Live transmission drawings, recording Monarch butterflies’ flight patterns, by Morgan O’Hara (USA)


I went to Michoacan to draw the movement of the migrating Monarch butterflies. Ten days before I got there, a terrible storm whose heavy rains destroyed villages and homes, took the lives of 41 people, and killed most of the butterflies. During the three weeks I was in the Michoacan area all I found was half of a monarch butterfly wing in a cow pasture. In the Guapamacataro library I found a book of contemporary Mexican poetry and made imaginary drawings of butterflies coupled with Elsa Cross’s poem Disappearances which seemed to speak to the occasion. I also made color coded drawings/accountings of how I spent my time at Guapamacataro. When I returned to Mexico City I learned that in the town of Rosario some butterflies had survived and I returned for a day to do drawings up in the mountains. The ground all the way up was covered by a six inch thick carpet of dead butterflies. I drew living butterflies mating on top of the compost as well as those flying high in the trees to strengthen their wings for the return flight. These drawings are done on the same pages as my time accounting work.
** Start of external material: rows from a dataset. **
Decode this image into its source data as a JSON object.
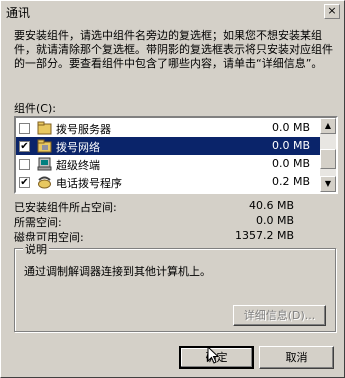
{
  "window": {
    "title": "通讯",
    "close_label": "×"
  },
  "description": "要安装组件，请选中组件名旁边的复选框；如果您不想安装某组件，就请清除那个复选框。带阴影的复选框表示将只安装对应组件的一部分。要查看组件中包含了哪些内容，请单击“详细信息”。",
  "components_label": "组件(C):",
  "components": [
    {
      "name": "拨号服务器",
      "size": "0.0 MB",
      "checked": false,
      "selected": false,
      "icon": "folder-icon"
    },
    {
      "name": "拨号网络",
      "size": "0.0 MB",
      "checked": true,
      "selected": true,
      "icon": "network-icon"
    },
    {
      "name": "超级终端",
      "size": "0.0 MB",
      "checked": false,
      "selected": false,
      "icon": "terminal-icon"
    },
    {
      "name": "电话拨号程序",
      "size": "0.2 MB",
      "checked": true,
      "selected": false,
      "icon": "phone-icon"
    }
  ],
  "stats": {
    "installed_label": "已安装组件所占空间:",
    "installed_value": "40.6 MB",
    "required_label": "所需空间:",
    "required_value": "0.0 MB",
    "free_label": "磁盘可用空间:",
    "free_value": "1357.2 MB"
  },
  "explanation": {
    "title": "说明",
    "text": "通过调制解调器连接到其他计算机上。"
  },
  "buttons": {
    "details": "详细信息(D)...",
    "ok": "确定",
    "cancel": "取消"
  }
}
By making LIVE TRANSMISSION drawings I track, in real time, the vital movement of living beings, transcending both figuration and abstraction, executing a direct neural translation from one human action into another. Drawing methodically with multiple razor-sharp pencils and both hands, as performative drawing, I condense movement into accumulations of graphite line which combine the controlled refinement of classical drawing with the unbound sensuality of spontaneous gesture. Time-space coordinates for each drawing are described with precision in titles written across the bottom of the page. I began LIVE TRANSMISSION, drawing as timebased performance, in 1989. LIVE TRANSMISSIONS render visible normally invisible or fleeting movement patterns, through seismograph-like drawing. The theoretical base for the work – visual transmission of the principle of vitality – evolved slowly over time; the archival nature of the work as well. In 2013 there exist approximately 3000 LIVE TRANSMISSION drawings done both privately and publicly on five continents. LIVE TRANSMISSIONS communicate beyond the specificity of language.


Morgan O’Hara (Los Angeles 1941) was raised in post-war Japan. Her practice researches the vital movement of living beings through drawing. In 1989 she began working in international performance art festivals, did her first site specific wall drawings and began the practice of aikido, a Japanese martial art. O’Hara lives in New York and works internationally. Teaches master classes in drawing and the psychology of creativity in international institutions. Important residencies include MacDowell Colony, New Hampshire; Macau Museum of Art, China; Nha San Studio Hanoi, New Space Arts Foundation Hue, and Zero Space Saigon,Vietnam; Aomori Contemporary Art Center, Japan; Guapamacataro, Michoacan, Mexico. Recipient of fellowships from Pollock-Krasner Foundation, Gottleib Foundation, Foundation for Contemporary Arts, among others. Selected public collections include: National Gallery of Art, Washington, DC; Hammer Museum, Los Angeles, California; Arkansas Art Center, Little Rock, Arkansas; Weatherspoon Gallery, Greensboro, North Carolina; Hood Museum of Art, New Hampshire; Czech National Gallery, Prague; Moravian Gallery, Brno, Czech Republic; Macau Art Museum, Macau, China; Stedelijk Museum, Amsterdam. Her permanent site specific wall drawings can be found in Macau, China; Kobe, Japan and Amsterdam, The Netherlands. Publications include five volumes of LIVE TRANSMISSION drawings.